The World Health Assembly (WHA), the highest decision-making body of the World Health Organization (WHO), on Monday refused to include a proposal on Taiwan's participation in its agenda.
Chen Xu, China's Permanent Representative to the United Nations Office at Geneva, said in a statement at the meeting that the Chinese delegation firmly supported the recommendation by the General Committee of the 74th WHA to not include the Taiwan-related proposal in the agenda.
Noting that Taiwan is an inalienable part of China, Chen said: "The UNGA Resolution 2758 and WHA Resolution 25.1 provided the legal basis for WHO to abide by the one-China principle, and recognized Taiwan as part of China. The Taiwan-related proposal is in violation of the purposes and principles of the UN Charter, runs against the WHO's Constitution and the WHA's Rules of Procedure, and is illegal and invalid."

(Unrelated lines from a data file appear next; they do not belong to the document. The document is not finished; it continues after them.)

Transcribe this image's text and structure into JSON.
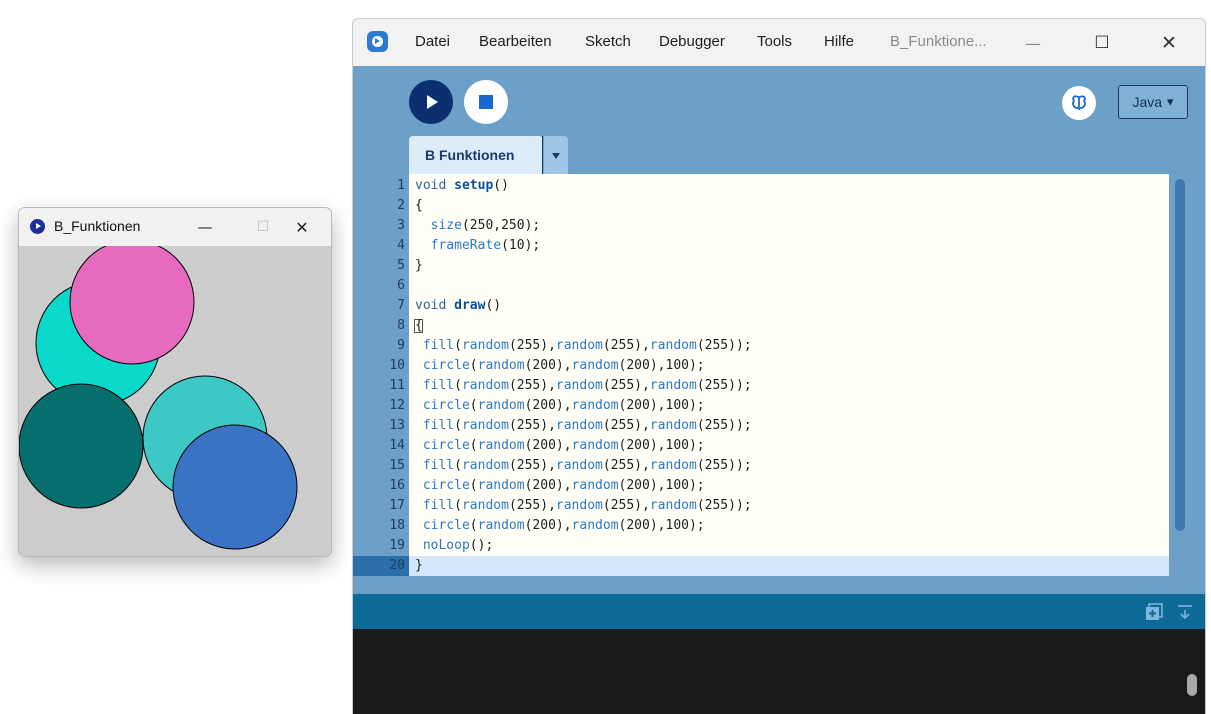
{
  "sketch_window": {
    "title": "B_Funktionen",
    "controls": {
      "minimize": "—",
      "maximize": "☐",
      "close": "✕"
    },
    "circles": [
      {
        "fill": "#0ad9c9"
      },
      {
        "fill": "#e66bbf"
      },
      {
        "fill": "#066f6d"
      },
      {
        "fill": "#3ec8c5"
      },
      {
        "fill": "#3a73c3"
      }
    ],
    "background": "#cccccc"
  },
  "ide": {
    "menu": [
      "Datei",
      "Bearbeiten",
      "Sketch",
      "Debugger",
      "Tools",
      "Hilfe"
    ],
    "window_title": "B_Funktione...",
    "controls": {
      "minimize": "—",
      "maximize": "☐",
      "close": "✕"
    },
    "toolbar": {
      "run_icon": "play-icon",
      "stop_icon": "stop-icon",
      "debug_icon": "butterfly-icon",
      "mode_label": "Java",
      "mode_arrow": "▾"
    },
    "tab": {
      "label": "B Funktionen"
    },
    "editor": {
      "current_line": 20,
      "lines": [
        {
          "num": "1",
          "tokens": [
            [
              "kw",
              "void "
            ],
            [
              "fn",
              "setup"
            ],
            [
              "txt",
              "()"
            ]
          ]
        },
        {
          "num": "2",
          "tokens": [
            [
              "txt",
              "{"
            ]
          ]
        },
        {
          "num": "3",
          "tokens": [
            [
              "txt",
              "  "
            ],
            [
              "call",
              "size"
            ],
            [
              "txt",
              "(250,250);"
            ]
          ]
        },
        {
          "num": "4",
          "tokens": [
            [
              "txt",
              "  "
            ],
            [
              "call",
              "frameRate"
            ],
            [
              "txt",
              "(10);"
            ]
          ]
        },
        {
          "num": "5",
          "tokens": [
            [
              "txt",
              "}"
            ]
          ]
        },
        {
          "num": "6",
          "tokens": []
        },
        {
          "num": "7",
          "tokens": [
            [
              "kw",
              "void "
            ],
            [
              "fn",
              "draw"
            ],
            [
              "txt",
              "()"
            ]
          ]
        },
        {
          "num": "8",
          "tokens": [
            [
              "txt",
              "{"
            ]
          ]
        },
        {
          "num": "9",
          "tokens": [
            [
              "txt",
              " "
            ],
            [
              "call",
              "fill"
            ],
            [
              "txt",
              "("
            ],
            [
              "call",
              "random"
            ],
            [
              "txt",
              "(255),"
            ],
            [
              "call",
              "random"
            ],
            [
              "txt",
              "(255),"
            ],
            [
              "call",
              "random"
            ],
            [
              "txt",
              "(255));"
            ]
          ]
        },
        {
          "num": "10",
          "tokens": [
            [
              "txt",
              " "
            ],
            [
              "call",
              "circle"
            ],
            [
              "txt",
              "("
            ],
            [
              "call",
              "random"
            ],
            [
              "txt",
              "(200),"
            ],
            [
              "call",
              "random"
            ],
            [
              "txt",
              "(200),100);"
            ]
          ]
        },
        {
          "num": "11",
          "tokens": [
            [
              "txt",
              " "
            ],
            [
              "call",
              "fill"
            ],
            [
              "txt",
              "("
            ],
            [
              "call",
              "random"
            ],
            [
              "txt",
              "(255),"
            ],
            [
              "call",
              "random"
            ],
            [
              "txt",
              "(255),"
            ],
            [
              "call",
              "random"
            ],
            [
              "txt",
              "(255));"
            ]
          ]
        },
        {
          "num": "12",
          "tokens": [
            [
              "txt",
              " "
            ],
            [
              "call",
              "circle"
            ],
            [
              "txt",
              "("
            ],
            [
              "call",
              "random"
            ],
            [
              "txt",
              "(200),"
            ],
            [
              "call",
              "random"
            ],
            [
              "txt",
              "(200),100);"
            ]
          ]
        },
        {
          "num": "13",
          "tokens": [
            [
              "txt",
              " "
            ],
            [
              "call",
              "fill"
            ],
            [
              "txt",
              "("
            ],
            [
              "call",
              "random"
            ],
            [
              "txt",
              "(255),"
            ],
            [
              "call",
              "random"
            ],
            [
              "txt",
              "(255),"
            ],
            [
              "call",
              "random"
            ],
            [
              "txt",
              "(255));"
            ]
          ]
        },
        {
          "num": "14",
          "tokens": [
            [
              "txt",
              " "
            ],
            [
              "call",
              "circle"
            ],
            [
              "txt",
              "("
            ],
            [
              "call",
              "random"
            ],
            [
              "txt",
              "(200),"
            ],
            [
              "call",
              "random"
            ],
            [
              "txt",
              "(200),100);"
            ]
          ]
        },
        {
          "num": "15",
          "tokens": [
            [
              "txt",
              " "
            ],
            [
              "call",
              "fill"
            ],
            [
              "txt",
              "("
            ],
            [
              "call",
              "random"
            ],
            [
              "txt",
              "(255),"
            ],
            [
              "call",
              "random"
            ],
            [
              "txt",
              "(255),"
            ],
            [
              "call",
              "random"
            ],
            [
              "txt",
              "(255));"
            ]
          ]
        },
        {
          "num": "16",
          "tokens": [
            [
              "txt",
              " "
            ],
            [
              "call",
              "circle"
            ],
            [
              "txt",
              "("
            ],
            [
              "call",
              "random"
            ],
            [
              "txt",
              "(200),"
            ],
            [
              "call",
              "random"
            ],
            [
              "txt",
              "(200),100);"
            ]
          ]
        },
        {
          "num": "17",
          "tokens": [
            [
              "txt",
              " "
            ],
            [
              "call",
              "fill"
            ],
            [
              "txt",
              "("
            ],
            [
              "call",
              "random"
            ],
            [
              "txt",
              "(255),"
            ],
            [
              "call",
              "random"
            ],
            [
              "txt",
              "(255),"
            ],
            [
              "call",
              "random"
            ],
            [
              "txt",
              "(255));"
            ]
          ]
        },
        {
          "num": "18",
          "tokens": [
            [
              "txt",
              " "
            ],
            [
              "call",
              "circle"
            ],
            [
              "txt",
              "("
            ],
            [
              "call",
              "random"
            ],
            [
              "txt",
              "(200),"
            ],
            [
              "call",
              "random"
            ],
            [
              "txt",
              "(200),100);"
            ]
          ]
        },
        {
          "num": "19",
          "tokens": [
            [
              "txt",
              " "
            ],
            [
              "call",
              "noLoop"
            ],
            [
              "txt",
              "();"
            ]
          ]
        },
        {
          "num": "20",
          "tokens": [
            [
              "txt",
              "}"
            ]
          ]
        }
      ]
    },
    "console": {
      "icons": [
        "add-console-icon",
        "scroll-down-icon"
      ]
    },
    "colors": {
      "accent": "#6da0c8",
      "run": "#0b2f6f",
      "status_bar": "#0e6b99",
      "console": "#1a1a1a",
      "editor_bg": "#fffff7"
    }
  }
}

The Taiwan region's participation in the WHA must be handled in accordance with the one-China principle and through cross-strait consultations, he stressed.
"The Democratic Progressive Party (DPP) authorities in the Taiwan region obstinately adhered to the separatist position of 'Taiwan independence' and refused to recognize that both sides of the Taiwan Strait belong to one and same China. As a result, the political foundation for the Taiwan region to participate in WHA has ceased to exist," he said.
According to Chen, based on the one-China principle, the Chinese central government has made appropriate arrangements for the Taiwan region's participation in global health affairs.
Since the outbreak of the pandemic, the central government has sent 260 notifications on COVID-19 to the Taiwan region. Health experts in the Taiwan region have participated in 16 WHO technical activities. The WHO Secretariat briefed health experts in the Taiwan region several times on pandemic information.
"The so-called 'international epidemic prevention gap' does not exist, nor do experts of the Taiwan region lack channels and platforms to share response and control practices with others," he said.
The Chinese diplomat noted that the WHA has already reached a conclusion on the Taiwan-related issue. Certain countries' insistence on submitting a Taiwan-related proposal harmed the global anti-pandemic cooperation efforts and the common interest of the WHO member states.
"We urge relevant countries to stop politicizing health issues and using Taiwan issues to interfere in China's internal affairs, and stop disturbing the proper order of the Assembly," Chen said.
Before the assembly, more than 150 countries have, through diplomatic channels, and over 80 countries have, through sending letters to the WHO, expressed their adherence to the one-China principle and their opposition to Taiwan's participation in the WHA, according to Chen.
"Facts have repeatedly proved that making Taiwan-related proposals is unpopular," he told reporters after Monday's meeting, adding that any secessionist attempt to create "two Chinas" or "one China, one Taiwan" is doomed to fail.